_What the task requires_. Repeat every line that appears below, with nothing altered.

_Given entries_.

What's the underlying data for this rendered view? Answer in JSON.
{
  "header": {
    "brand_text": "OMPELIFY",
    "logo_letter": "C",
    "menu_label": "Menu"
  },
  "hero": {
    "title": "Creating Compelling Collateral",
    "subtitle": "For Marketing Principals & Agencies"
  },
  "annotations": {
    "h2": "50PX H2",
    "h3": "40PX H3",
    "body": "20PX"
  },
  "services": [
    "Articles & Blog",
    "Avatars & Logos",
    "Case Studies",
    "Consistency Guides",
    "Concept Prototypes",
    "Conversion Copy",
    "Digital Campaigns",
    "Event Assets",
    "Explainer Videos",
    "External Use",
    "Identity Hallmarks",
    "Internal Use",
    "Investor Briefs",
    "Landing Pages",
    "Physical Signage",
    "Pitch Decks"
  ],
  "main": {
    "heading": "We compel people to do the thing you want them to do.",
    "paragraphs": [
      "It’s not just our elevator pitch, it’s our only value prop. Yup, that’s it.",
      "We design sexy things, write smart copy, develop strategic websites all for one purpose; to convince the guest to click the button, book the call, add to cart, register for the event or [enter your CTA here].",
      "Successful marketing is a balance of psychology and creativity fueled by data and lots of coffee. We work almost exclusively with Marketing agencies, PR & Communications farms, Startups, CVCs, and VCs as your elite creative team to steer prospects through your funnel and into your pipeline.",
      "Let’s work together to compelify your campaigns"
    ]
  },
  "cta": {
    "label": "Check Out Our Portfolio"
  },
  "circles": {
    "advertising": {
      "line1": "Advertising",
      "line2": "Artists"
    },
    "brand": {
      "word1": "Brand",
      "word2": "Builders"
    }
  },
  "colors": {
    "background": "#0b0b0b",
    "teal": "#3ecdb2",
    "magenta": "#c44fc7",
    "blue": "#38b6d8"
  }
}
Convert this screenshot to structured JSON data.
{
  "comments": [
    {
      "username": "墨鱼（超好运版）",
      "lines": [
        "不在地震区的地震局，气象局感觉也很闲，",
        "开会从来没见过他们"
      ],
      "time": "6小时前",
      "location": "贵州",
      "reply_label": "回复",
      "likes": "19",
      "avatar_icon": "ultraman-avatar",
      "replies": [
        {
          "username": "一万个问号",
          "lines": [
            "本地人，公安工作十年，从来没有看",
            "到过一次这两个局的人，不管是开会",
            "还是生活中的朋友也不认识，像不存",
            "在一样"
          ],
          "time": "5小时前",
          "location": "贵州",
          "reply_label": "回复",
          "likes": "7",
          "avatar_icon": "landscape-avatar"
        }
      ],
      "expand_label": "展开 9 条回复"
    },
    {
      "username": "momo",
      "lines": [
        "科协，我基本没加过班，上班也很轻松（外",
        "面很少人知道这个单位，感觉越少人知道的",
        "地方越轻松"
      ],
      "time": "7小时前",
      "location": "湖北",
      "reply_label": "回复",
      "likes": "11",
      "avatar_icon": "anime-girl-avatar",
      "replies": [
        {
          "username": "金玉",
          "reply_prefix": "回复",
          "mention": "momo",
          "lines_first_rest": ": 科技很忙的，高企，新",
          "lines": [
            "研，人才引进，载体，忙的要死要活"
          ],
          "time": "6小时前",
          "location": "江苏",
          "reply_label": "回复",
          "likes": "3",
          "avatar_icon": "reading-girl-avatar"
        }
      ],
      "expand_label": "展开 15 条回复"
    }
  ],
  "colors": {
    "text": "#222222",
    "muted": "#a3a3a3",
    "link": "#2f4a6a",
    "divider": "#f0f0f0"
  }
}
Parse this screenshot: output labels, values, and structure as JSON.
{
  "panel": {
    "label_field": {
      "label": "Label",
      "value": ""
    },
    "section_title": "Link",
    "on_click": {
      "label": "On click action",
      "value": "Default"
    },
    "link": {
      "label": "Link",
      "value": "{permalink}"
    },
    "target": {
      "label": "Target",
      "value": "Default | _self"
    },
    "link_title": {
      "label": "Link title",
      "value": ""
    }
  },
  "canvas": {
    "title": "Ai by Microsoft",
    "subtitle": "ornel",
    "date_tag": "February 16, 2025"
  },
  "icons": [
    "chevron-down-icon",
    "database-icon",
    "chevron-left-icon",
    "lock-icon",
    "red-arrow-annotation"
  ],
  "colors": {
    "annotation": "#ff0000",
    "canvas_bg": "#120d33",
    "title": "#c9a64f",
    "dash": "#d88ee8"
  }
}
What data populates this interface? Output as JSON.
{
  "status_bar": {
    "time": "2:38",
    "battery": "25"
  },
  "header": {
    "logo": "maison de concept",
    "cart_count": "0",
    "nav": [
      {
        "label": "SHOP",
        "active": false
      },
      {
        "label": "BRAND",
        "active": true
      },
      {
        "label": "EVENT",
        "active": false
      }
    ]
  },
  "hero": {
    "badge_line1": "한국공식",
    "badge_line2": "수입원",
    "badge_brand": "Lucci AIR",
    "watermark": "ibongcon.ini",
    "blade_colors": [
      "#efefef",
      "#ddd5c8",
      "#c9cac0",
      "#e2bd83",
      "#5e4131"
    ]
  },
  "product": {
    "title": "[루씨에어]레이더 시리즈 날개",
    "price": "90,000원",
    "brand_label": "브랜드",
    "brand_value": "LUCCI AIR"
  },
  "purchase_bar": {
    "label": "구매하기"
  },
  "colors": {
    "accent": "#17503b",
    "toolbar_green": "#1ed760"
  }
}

_Written answer_.
What's the underlying data for this rendered view? Answer in JSON.
{
  "header": {
    "brand_text": "OMPELIFY",
    "logo_letter": "C",
    "menu_label": "Menu"
  },
  "hero": {
    "title": "Creating Compelling Collateral",
    "subtitle": "For Marketing Principals & Agencies"
  },
  "annotations": {
    "h2": "50PX H2",
    "h3": "40PX H3",
    "body": "20PX"
  },
  "services": [
    "Articles & Blog",
    "Avatars & Logos",
    "Case Studies",
    "Consistency Guides",
    "Concept Prototypes",
    "Conversion Copy",
    "Digital Campaigns",
    "Event Assets",
    "Explainer Videos",
    "External Use",
    "Identity Hallmarks",
    "Internal Use",
    "Investor Briefs",
    "Landing Pages",
    "Physical Signage",
    "Pitch Decks"
  ],
  "main": {
    "heading": "We compel people to do the thing you want them to do.",
    "paragraphs": [
      "It’s not just our elevator pitch, it’s our only value prop. Yup, that’s it.",
      "We design sexy things, write smart copy, develop strategic websites all for one purpose; to convince the guest to click the button, book the call, add to cart, register for the event or [enter your CTA here].",
      "Successful marketing is a balance of psychology and creativity fueled by data and lots of coffee. We work almost exclusively with Marketing agencies, PR & Communications farms, Startups, CVCs, and VCs as your elite creative team to steer prospects through your funnel and into your pipeline.",
      "Let’s work together to compelify your campaigns"
    ]
  },
  "cta": {
    "label": "Check Out Our Portfolio"
  },
  "circles": {
    "advertising": {
      "line1": "Advertising",
      "line2": "Artists"
    },
    "brand": {
      "word1": "Brand",
      "word2": "Builders"
    }
  },
  "colors": {
    "background": "#0b0b0b",
    "teal": "#3ecdb2",
    "magenta": "#c44fc7",
    "blue": "#38b6d8"
  }
}
Convert this screenshot to structured JSON data.
{
  "comments": [
    {
      "username": "墨鱼（超好运版）",
      "lines": [
        "不在地震区的地震局，气象局感觉也很闲，",
        "开会从来没见过他们"
      ],
      "time": "6小时前",
      "location": "贵州",
      "reply_label": "回复",
      "likes": "19",
      "avatar_icon": "ultraman-avatar",
      "replies": [
        {
          "username": "一万个问号",
          "lines": [
            "本地人，公安工作十年，从来没有看",
            "到过一次这两个局的人，不管是开会",
            "还是生活中的朋友也不认识，像不存",
            "在一样"
          ],
          "time": "5小时前",
          "location": "贵州",
          "reply_label": "回复",
          "likes": "7",
          "avatar_icon": "landscape-avatar"
        }
      ],
      "expand_label": "展开 9 条回复"
    },
    {
      "username": "momo",
      "lines": [
        "科协，我基本没加过班，上班也很轻松（外",
        "面很少人知道这个单位，感觉越少人知道的",
        "地方越轻松"
      ],
      "time": "7小时前",
      "location": "湖北",
      "reply_label": "回复",
      "likes": "11",
      "avatar_icon": "anime-girl-avatar",
      "replies": [
        {
          "username": "金玉",
          "reply_prefix": "回复",
          "mention": "momo",
          "lines_first_rest": ": 科技很忙的，高企，新",
          "lines": [
            "研，人才引进，载体，忙的要死要活"
          ],
          "time": "6小时前",
          "location": "江苏",
          "reply_label": "回复",
          "likes": "3",
          "avatar_icon": "reading-girl-avatar"
        }
      ],
      "expand_label": "展开 15 条回复"
    }
  ],
  "colors": {
    "text": "#222222",
    "muted": "#a3a3a3",
    "link": "#2f4a6a",
    "divider": "#f0f0f0"
  }
}
Parse this screenshot: output labels, values, and structure as JSON.
{
  "panel": {
    "label_field": {
      "label": "Label",
      "value": ""
    },
    "section_title": "Link",
    "on_click": {
      "label": "On click action",
      "value": "Default"
    },
    "link": {
      "label": "Link",
      "value": "{permalink}"
    },
    "target": {
      "label": "Target",
      "value": "Default | _self"
    },
    "link_title": {
      "label": "Link title",
      "value": ""
    }
  },
  "canvas": {
    "title": "Ai by Microsoft",
    "subtitle": "ornel",
    "date_tag": "February 16, 2025"
  },
  "icons": [
    "chevron-down-icon",
    "database-icon",
    "chevron-left-icon",
    "lock-icon",
    "red-arrow-annotation"
  ],
  "colors": {
    "annotation": "#ff0000",
    "canvas_bg": "#120d33",
    "title": "#c9a64f",
    "dash": "#d88ee8"
  }
}
What data populates this interface? Output as JSON.
{
  "status_bar": {
    "time": "2:38",
    "battery": "25"
  },
  "header": {
    "logo": "maison de concept",
    "cart_count": "0",
    "nav": [
      {
        "label": "SHOP",
        "active": false
      },
      {
        "label": "BRAND",
        "active": true
      },
      {
        "label": "EVENT",
        "active": false
      }
    ]
  },
  "hero": {
    "badge_line1": "한국공식",
    "badge_line2": "수입원",
    "badge_brand": "Lucci AIR",
    "watermark": "ibongcon.ini",
    "blade_colors": [
      "#efefef",
      "#ddd5c8",
      "#c9cac0",
      "#e2bd83",
      "#5e4131"
    ]
  },
  "product": {
    "title": "[루씨에어]레이더 시리즈 날개",
    "price": "90,000원",
    "brand_label": "브랜드",
    "brand_value": "LUCCI AIR"
  },
  "purchase_bar": {
    "label": "구매하기"
  },
  "colors": {
    "accent": "#17503b",
    "toolbar_green": "#1ed760"
  }
}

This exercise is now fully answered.